→ Task to carry out:
Without including any image, retype the records word for word.

→ Material for this task:
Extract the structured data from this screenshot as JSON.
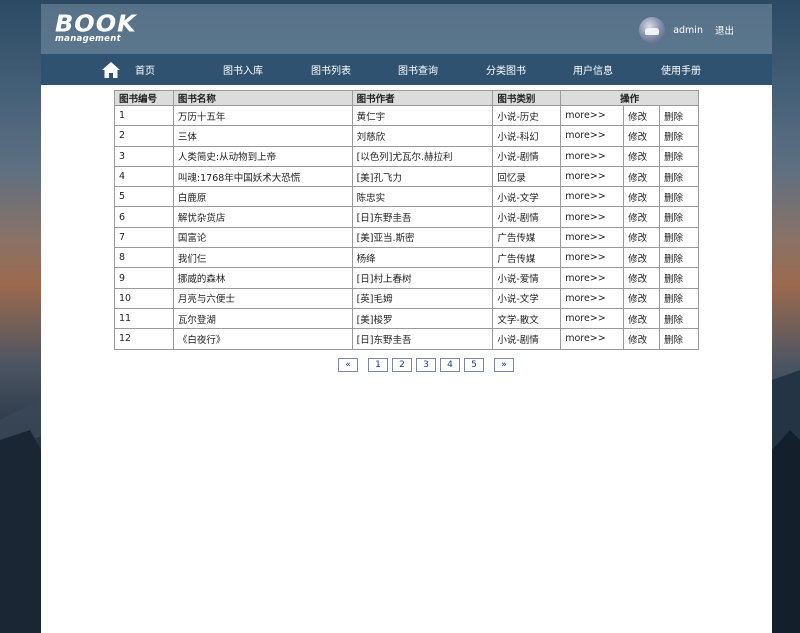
{
  "header": {
    "logo_main": "BOOK",
    "logo_sub": "management",
    "user_name": "admin",
    "logout_label": "退出"
  },
  "nav": {
    "items": [
      {
        "label": "首页",
        "icon": "home-icon"
      },
      {
        "label": "图书入库"
      },
      {
        "label": "图书列表"
      },
      {
        "label": "图书查询"
      },
      {
        "label": "分类图书"
      },
      {
        "label": "用户信息"
      },
      {
        "label": "使用手册"
      }
    ]
  },
  "table": {
    "headers": [
      "图书编号",
      "图书名称",
      "图书作者",
      "图书类别",
      "操作"
    ],
    "action_labels": {
      "more": "more>>",
      "edit": "修改",
      "delete": "删除"
    },
    "rows": [
      [
        "1",
        "万历十五年",
        "黄仁宇",
        "小说-历史"
      ],
      [
        "2",
        "三体",
        "刘慈欣",
        "小说-科幻"
      ],
      [
        "3",
        "人类简史:从动物到上帝",
        "[以色列]尤瓦尔.赫拉利",
        "小说-剧情"
      ],
      [
        "4",
        "叫魂:1768年中国妖术大恐慌",
        "[美]孔飞力",
        "回忆录"
      ],
      [
        "5",
        "白鹿原",
        "陈忠实",
        "小说-文学"
      ],
      [
        "6",
        "解忧杂货店",
        "[日]东野圭吾",
        "小说-剧情"
      ],
      [
        "7",
        "国富论",
        "[美]亚当.斯密",
        "广告传媒"
      ],
      [
        "8",
        "我们仨",
        "杨绛",
        "广告传媒"
      ],
      [
        "9",
        "挪威的森林",
        "[日]村上春树",
        "小说-爱情"
      ],
      [
        "10",
        "月亮与六便士",
        "[英]毛姆",
        "小说-文学"
      ],
      [
        "11",
        "瓦尔登湖",
        "[美]梭罗",
        "文学-散文"
      ],
      [
        "12",
        "《白夜行》",
        "[日]东野圭吾",
        "小说-剧情"
      ]
    ]
  },
  "pager": {
    "prev": "«",
    "pages": [
      "1",
      "2",
      "3",
      "4",
      "5"
    ],
    "next": "»"
  },
  "colors": {
    "nav_bg": "#2f5271",
    "header_bg": "#7891a5",
    "table_header_bg": "#dcdcdc",
    "pager_text": "#1f3b8a"
  }
}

→ Answer section:
Extract the structured data from this screenshot as JSON.
{
  "header": {
    "logo_main": "BOOK",
    "logo_sub": "management",
    "user_name": "admin",
    "logout_label": "退出"
  },
  "nav": {
    "items": [
      {
        "label": "首页",
        "icon": "home-icon"
      },
      {
        "label": "图书入库"
      },
      {
        "label": "图书列表"
      },
      {
        "label": "图书查询"
      },
      {
        "label": "分类图书"
      },
      {
        "label": "用户信息"
      },
      {
        "label": "使用手册"
      }
    ]
  },
  "table": {
    "headers": [
      "图书编号",
      "图书名称",
      "图书作者",
      "图书类别",
      "操作"
    ],
    "action_labels": {
      "more": "more>>",
      "edit": "修改",
      "delete": "删除"
    },
    "rows": [
      [
        "1",
        "万历十五年",
        "黄仁宇",
        "小说-历史"
      ],
      [
        "2",
        "三体",
        "刘慈欣",
        "小说-科幻"
      ],
      [
        "3",
        "人类简史:从动物到上帝",
        "[以色列]尤瓦尔.赫拉利",
        "小说-剧情"
      ],
      [
        "4",
        "叫魂:1768年中国妖术大恐慌",
        "[美]孔飞力",
        "回忆录"
      ],
      [
        "5",
        "白鹿原",
        "陈忠实",
        "小说-文学"
      ],
      [
        "6",
        "解忧杂货店",
        "[日]东野圭吾",
        "小说-剧情"
      ],
      [
        "7",
        "国富论",
        "[美]亚当.斯密",
        "广告传媒"
      ],
      [
        "8",
        "我们仨",
        "杨绛",
        "广告传媒"
      ],
      [
        "9",
        "挪威的森林",
        "[日]村上春树",
        "小说-爱情"
      ],
      [
        "10",
        "月亮与六便士",
        "[英]毛姆",
        "小说-文学"
      ],
      [
        "11",
        "瓦尔登湖",
        "[美]梭罗",
        "文学-散文"
      ],
      [
        "12",
        "《白夜行》",
        "[日]东野圭吾",
        "小说-剧情"
      ]
    ]
  },
  "pager": {
    "prev": "«",
    "pages": [
      "1",
      "2",
      "3",
      "4",
      "5"
    ],
    "next": "»"
  },
  "colors": {
    "nav_bg": "#2f5271",
    "header_bg": "#7891a5",
    "table_header_bg": "#dcdcdc",
    "pager_text": "#1f3b8a"
  }
}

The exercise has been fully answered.